Task statement:
Reproduce every entry exactly and leave its pictures out.

[[ Dataset excerpts open ]]

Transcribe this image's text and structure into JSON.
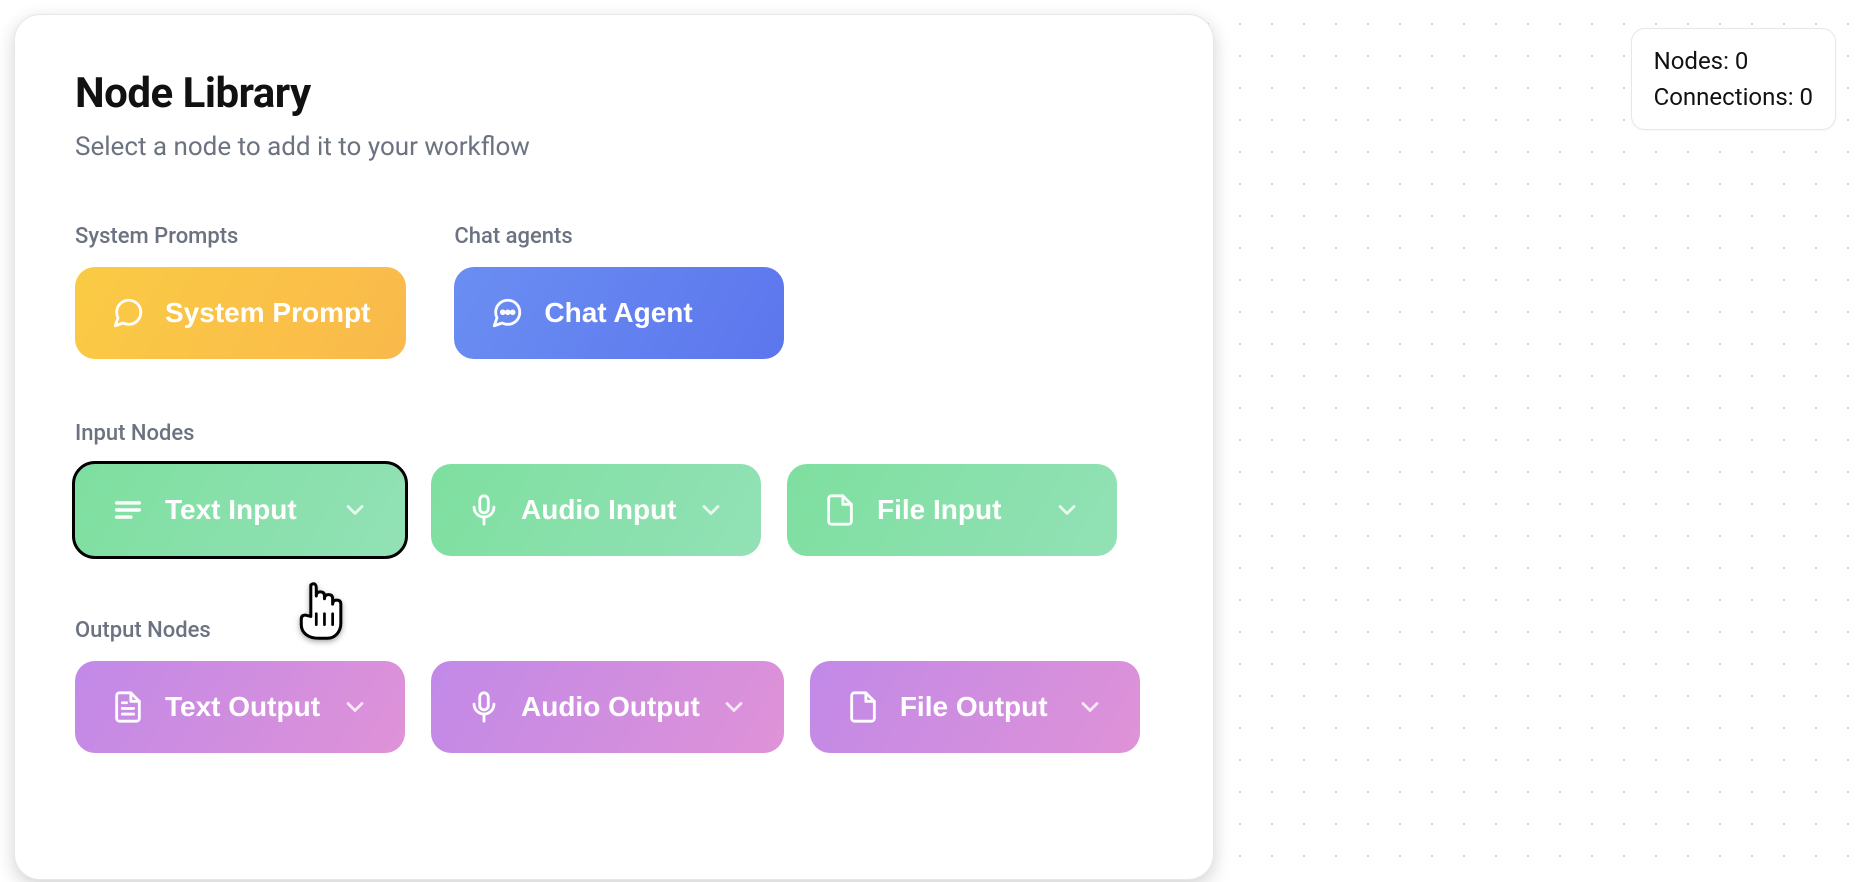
{
  "panel": {
    "title": "Node Library",
    "subtitle": "Select a node to add it to your workflow"
  },
  "sections": {
    "system_prompts": {
      "label": "System Prompts",
      "button": "System Prompt"
    },
    "chat_agents": {
      "label": "Chat agents",
      "button": "Chat Agent"
    },
    "input_nodes": {
      "label": "Input Nodes",
      "text": "Text Input",
      "audio": "Audio Input",
      "file": "File Input"
    },
    "output_nodes": {
      "label": "Output Nodes",
      "text": "Text Output",
      "audio": "Audio Output",
      "file": "File Output"
    }
  },
  "status": {
    "nodes_label": "Nodes:",
    "nodes_count": "0",
    "connections_label": "Connections:",
    "connections_count": "0"
  }
}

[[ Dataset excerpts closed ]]

Output for this task:
Transcribe this image's text and structure into JSON.
{
  "panel": {
    "title": "Node Library",
    "subtitle": "Select a node to add it to your workflow"
  },
  "sections": {
    "system_prompts": {
      "label": "System Prompts",
      "button": "System Prompt"
    },
    "chat_agents": {
      "label": "Chat agents",
      "button": "Chat Agent"
    },
    "input_nodes": {
      "label": "Input Nodes",
      "text": "Text Input",
      "audio": "Audio Input",
      "file": "File Input"
    },
    "output_nodes": {
      "label": "Output Nodes",
      "text": "Text Output",
      "audio": "Audio Output",
      "file": "File Output"
    }
  },
  "status": {
    "nodes_label": "Nodes:",
    "nodes_count": "0",
    "connections_label": "Connections:",
    "connections_count": "0"
  }
}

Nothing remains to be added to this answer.